====== DATA FOR THIS EXERCISE

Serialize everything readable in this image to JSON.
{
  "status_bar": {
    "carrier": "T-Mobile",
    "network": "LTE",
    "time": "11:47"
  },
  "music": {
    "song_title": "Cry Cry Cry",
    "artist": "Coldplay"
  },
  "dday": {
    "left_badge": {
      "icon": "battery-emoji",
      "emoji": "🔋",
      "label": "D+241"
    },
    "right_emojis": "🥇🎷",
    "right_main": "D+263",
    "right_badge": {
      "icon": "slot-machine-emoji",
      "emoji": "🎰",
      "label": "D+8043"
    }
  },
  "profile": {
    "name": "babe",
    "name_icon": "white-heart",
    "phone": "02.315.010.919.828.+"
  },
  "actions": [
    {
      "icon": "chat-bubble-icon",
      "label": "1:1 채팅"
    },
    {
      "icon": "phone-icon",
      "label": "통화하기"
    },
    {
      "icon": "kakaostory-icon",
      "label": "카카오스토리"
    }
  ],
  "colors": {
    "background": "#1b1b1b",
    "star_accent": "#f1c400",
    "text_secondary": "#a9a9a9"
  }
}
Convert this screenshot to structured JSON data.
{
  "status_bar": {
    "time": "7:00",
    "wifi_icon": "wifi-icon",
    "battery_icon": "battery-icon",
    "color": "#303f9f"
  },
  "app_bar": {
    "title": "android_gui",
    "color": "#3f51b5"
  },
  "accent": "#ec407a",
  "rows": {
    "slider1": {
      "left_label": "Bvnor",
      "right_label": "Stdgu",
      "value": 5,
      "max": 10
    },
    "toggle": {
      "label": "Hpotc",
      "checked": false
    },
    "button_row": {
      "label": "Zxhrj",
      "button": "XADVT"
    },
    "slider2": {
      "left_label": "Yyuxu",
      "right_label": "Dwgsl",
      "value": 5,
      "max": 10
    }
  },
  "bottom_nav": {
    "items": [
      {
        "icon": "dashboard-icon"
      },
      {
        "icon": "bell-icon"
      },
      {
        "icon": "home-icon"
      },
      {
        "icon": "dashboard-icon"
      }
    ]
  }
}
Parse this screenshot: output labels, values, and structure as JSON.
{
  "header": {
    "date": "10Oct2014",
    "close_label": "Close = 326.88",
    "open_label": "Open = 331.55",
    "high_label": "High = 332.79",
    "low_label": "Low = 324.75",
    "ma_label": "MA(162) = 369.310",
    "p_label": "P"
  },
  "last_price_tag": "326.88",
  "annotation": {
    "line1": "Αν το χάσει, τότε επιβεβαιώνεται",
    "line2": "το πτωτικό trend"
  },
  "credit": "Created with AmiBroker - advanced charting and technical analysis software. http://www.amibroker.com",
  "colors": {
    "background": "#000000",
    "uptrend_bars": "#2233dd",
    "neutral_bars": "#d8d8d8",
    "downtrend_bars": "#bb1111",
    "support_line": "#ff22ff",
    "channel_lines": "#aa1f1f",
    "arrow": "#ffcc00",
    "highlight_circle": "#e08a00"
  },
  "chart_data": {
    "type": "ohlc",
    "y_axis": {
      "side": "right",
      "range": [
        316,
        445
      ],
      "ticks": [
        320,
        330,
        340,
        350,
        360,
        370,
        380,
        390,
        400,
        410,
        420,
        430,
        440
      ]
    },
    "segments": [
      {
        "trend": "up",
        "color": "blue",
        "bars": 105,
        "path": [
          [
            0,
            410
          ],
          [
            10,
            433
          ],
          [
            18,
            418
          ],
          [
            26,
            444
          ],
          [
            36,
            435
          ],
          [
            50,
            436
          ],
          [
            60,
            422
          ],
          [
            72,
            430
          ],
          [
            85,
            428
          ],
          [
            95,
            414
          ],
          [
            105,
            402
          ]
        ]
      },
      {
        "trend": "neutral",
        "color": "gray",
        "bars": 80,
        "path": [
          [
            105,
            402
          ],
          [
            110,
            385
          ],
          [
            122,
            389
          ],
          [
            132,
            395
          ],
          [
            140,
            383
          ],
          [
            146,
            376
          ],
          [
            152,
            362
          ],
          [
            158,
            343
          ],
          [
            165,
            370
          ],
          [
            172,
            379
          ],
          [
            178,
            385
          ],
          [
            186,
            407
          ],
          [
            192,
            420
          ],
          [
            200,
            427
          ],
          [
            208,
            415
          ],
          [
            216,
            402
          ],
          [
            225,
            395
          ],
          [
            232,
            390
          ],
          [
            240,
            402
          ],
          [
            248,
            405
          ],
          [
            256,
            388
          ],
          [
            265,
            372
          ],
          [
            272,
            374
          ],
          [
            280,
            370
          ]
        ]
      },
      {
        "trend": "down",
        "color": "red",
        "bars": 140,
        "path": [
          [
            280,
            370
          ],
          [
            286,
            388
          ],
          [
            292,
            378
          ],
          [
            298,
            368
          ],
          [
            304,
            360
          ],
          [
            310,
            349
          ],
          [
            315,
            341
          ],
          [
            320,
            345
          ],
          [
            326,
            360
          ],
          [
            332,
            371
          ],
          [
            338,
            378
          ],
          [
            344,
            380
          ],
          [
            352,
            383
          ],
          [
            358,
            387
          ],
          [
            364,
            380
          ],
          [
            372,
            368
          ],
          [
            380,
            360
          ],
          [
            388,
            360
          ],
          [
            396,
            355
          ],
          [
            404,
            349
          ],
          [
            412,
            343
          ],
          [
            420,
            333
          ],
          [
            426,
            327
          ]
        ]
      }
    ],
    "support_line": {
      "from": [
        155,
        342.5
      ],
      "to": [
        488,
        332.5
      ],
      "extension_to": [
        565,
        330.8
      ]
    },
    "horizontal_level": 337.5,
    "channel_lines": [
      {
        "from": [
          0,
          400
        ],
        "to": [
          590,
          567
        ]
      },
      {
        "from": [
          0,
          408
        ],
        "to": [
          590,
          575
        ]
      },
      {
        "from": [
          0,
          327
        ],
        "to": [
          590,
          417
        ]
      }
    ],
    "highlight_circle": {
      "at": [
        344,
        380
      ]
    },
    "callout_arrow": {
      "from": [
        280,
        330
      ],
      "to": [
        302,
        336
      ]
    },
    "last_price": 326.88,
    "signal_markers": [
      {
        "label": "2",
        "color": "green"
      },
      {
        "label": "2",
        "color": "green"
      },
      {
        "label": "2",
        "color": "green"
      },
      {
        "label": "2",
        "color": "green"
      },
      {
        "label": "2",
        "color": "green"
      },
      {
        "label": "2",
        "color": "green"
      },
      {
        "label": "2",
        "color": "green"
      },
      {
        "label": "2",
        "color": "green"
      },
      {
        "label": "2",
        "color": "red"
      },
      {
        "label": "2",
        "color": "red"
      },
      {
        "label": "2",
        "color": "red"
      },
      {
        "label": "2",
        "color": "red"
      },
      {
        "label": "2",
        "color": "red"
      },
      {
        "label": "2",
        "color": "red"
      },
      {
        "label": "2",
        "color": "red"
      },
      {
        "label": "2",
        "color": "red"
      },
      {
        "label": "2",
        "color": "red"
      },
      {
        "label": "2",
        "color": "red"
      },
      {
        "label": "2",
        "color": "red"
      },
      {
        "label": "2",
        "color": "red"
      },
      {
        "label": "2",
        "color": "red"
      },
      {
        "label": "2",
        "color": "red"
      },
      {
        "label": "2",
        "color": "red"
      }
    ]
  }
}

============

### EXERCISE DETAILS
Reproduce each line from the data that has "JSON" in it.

### THE COMPLETED TASK
Serialize everything readable in this image to JSON.
Convert this screenshot to structured JSON data.
Parse this screenshot: output labels, values, and structure as JSON.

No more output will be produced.